Friday, October 14, 2011

October 14, 2011 Constance Bay Birding

Hi Everyone

Spent a couple of hours earlier this morning birding the shoreline at Constance Bay. There were still 2 Nelson's Sparrows on the west side of Constance Creek and it took some time to find them. The Long-billed Dowitcher flock is now up to 6 birds and there is still one Hudsonian Godwit with them . Other shorebirds present included 9 Black-bellied Plover, 18 White-rumped Sandpiper, 3 Sanderling, 6 Dunlin, 4 Greater Yellowlegs and 1 Wilson's Snipe. Also, more Pine Siskin's on the move with a flock of 40+ over the Torbolton Forest along Whistler Road.
Good Birding, Bruce

Directions courtesy of Jeff Skevington:

Park at the fire access road at the corner of Sand Bay Street and Baillie. Do not block the fire road. The Hudsonian Godwit and Long-billed Dowitchers are still at this location.

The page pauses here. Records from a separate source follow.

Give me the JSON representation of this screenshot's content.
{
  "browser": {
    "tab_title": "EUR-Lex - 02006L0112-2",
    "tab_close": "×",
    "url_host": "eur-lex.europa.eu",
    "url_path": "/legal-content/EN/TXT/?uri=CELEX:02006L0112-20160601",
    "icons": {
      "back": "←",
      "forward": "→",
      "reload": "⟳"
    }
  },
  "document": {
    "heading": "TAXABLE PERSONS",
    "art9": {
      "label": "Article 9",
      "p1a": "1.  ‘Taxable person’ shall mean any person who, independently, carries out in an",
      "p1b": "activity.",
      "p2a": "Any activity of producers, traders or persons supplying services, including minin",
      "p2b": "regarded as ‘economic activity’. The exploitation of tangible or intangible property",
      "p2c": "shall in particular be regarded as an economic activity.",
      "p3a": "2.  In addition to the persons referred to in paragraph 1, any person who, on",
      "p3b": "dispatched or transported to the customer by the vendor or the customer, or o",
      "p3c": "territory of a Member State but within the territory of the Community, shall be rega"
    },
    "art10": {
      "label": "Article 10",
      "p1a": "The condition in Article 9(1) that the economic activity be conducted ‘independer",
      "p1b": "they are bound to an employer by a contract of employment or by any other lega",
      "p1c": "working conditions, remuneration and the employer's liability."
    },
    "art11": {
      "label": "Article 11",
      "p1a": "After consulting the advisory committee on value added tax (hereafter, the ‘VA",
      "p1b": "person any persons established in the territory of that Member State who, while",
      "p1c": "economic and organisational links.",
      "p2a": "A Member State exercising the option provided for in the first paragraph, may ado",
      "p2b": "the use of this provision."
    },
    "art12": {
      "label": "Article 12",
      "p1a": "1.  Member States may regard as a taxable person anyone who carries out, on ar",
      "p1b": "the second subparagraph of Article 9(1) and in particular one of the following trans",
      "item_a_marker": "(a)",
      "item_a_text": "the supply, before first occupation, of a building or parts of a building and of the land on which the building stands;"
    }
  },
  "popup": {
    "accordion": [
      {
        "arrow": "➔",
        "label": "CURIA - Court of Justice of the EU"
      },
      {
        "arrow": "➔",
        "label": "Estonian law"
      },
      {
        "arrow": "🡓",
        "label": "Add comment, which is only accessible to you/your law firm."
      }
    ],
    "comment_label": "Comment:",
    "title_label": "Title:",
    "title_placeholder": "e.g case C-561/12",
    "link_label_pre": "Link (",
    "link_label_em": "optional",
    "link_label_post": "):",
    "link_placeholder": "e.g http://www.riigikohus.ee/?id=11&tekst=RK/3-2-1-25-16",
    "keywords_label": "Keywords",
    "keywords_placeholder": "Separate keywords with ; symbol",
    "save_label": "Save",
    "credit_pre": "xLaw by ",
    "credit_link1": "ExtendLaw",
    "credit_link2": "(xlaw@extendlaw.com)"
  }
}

Then walk east down the beach along the Ottawa River for about 400 m until you get to the grassy area just past the last house. This is where you should look for the Nelson's Sparrows.
The best access point to start at is the fire access at the intersection of Sand Bay Street and Baillie Avenue. To get there, follow Constance Bay Drive in from Dunrobin Road. Turn right on Baillie just past the liquor store. Sand Bay is about 400 m east.

A flock of 6 Long-billed Dowitchers with 1 Hudsonian Godwit flyby.

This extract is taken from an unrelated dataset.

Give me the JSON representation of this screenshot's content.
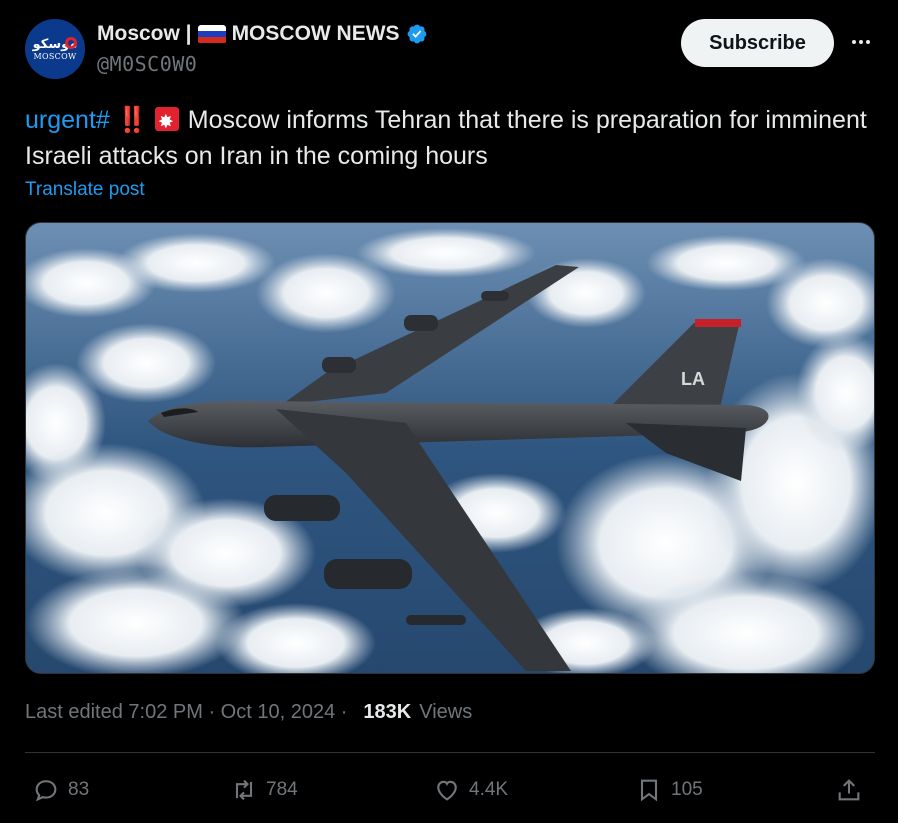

It has been a good fall for both Long-billed Dowitcher and Hudsonian Godwit along the Ottawa River. All likely due to the record low water levels creating extensive mudflats.

The largest single flock of Long-billed Dowitchers I've ever encountered in Ottawa was a group of 7 at Shirley's Bay.

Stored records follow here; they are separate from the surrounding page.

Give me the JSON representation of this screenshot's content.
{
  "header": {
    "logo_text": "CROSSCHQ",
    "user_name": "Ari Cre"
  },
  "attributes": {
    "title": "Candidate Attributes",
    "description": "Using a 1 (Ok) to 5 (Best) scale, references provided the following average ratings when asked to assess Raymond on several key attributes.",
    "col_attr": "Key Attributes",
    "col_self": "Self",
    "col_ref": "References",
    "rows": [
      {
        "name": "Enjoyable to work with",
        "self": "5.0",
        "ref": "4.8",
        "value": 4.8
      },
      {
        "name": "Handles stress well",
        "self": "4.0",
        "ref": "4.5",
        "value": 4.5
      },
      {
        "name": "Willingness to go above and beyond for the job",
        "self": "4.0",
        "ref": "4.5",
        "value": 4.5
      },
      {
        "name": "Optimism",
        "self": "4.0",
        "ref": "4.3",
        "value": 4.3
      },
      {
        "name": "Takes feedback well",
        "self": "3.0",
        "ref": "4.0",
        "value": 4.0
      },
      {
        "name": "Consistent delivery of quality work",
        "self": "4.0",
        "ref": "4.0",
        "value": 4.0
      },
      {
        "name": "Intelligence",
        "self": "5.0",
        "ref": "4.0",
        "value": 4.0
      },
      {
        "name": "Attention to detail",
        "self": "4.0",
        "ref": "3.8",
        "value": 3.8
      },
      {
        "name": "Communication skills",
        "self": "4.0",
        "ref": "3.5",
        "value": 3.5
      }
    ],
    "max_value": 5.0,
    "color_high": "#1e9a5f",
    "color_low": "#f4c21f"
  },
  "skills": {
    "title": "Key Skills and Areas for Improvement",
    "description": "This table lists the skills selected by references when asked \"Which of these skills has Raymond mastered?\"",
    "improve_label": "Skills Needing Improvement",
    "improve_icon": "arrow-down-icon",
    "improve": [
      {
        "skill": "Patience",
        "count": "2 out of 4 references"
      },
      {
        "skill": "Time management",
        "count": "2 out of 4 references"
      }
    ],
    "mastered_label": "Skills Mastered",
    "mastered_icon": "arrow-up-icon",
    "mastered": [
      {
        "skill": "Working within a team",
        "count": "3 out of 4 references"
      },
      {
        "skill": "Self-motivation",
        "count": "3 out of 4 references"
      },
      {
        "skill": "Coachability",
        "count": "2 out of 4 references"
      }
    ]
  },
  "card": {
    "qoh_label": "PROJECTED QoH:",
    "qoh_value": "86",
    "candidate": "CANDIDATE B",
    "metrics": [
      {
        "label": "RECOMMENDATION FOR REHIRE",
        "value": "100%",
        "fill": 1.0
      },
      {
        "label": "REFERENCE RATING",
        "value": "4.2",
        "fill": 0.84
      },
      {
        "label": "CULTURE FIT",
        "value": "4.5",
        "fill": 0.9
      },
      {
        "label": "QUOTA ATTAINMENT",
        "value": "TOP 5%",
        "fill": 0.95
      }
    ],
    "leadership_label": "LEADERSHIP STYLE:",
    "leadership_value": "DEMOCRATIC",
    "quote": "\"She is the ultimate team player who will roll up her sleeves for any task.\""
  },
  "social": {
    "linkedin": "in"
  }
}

1 comment:

Bones said...


I'm the brother of Ron Hoffe, one of your many birding acquaintances. Ron oftens sends me your blog link which I read with interest. I'm particularly fond of the great bird pictures you take. I sometimes accompany brother Ron on some of his birding excursions but would love to be able to take quality pictures of my sightings. Maybe you would consider posting an article on your blog about choosing a camera & an appropriate lens worthy of excellent birding pics?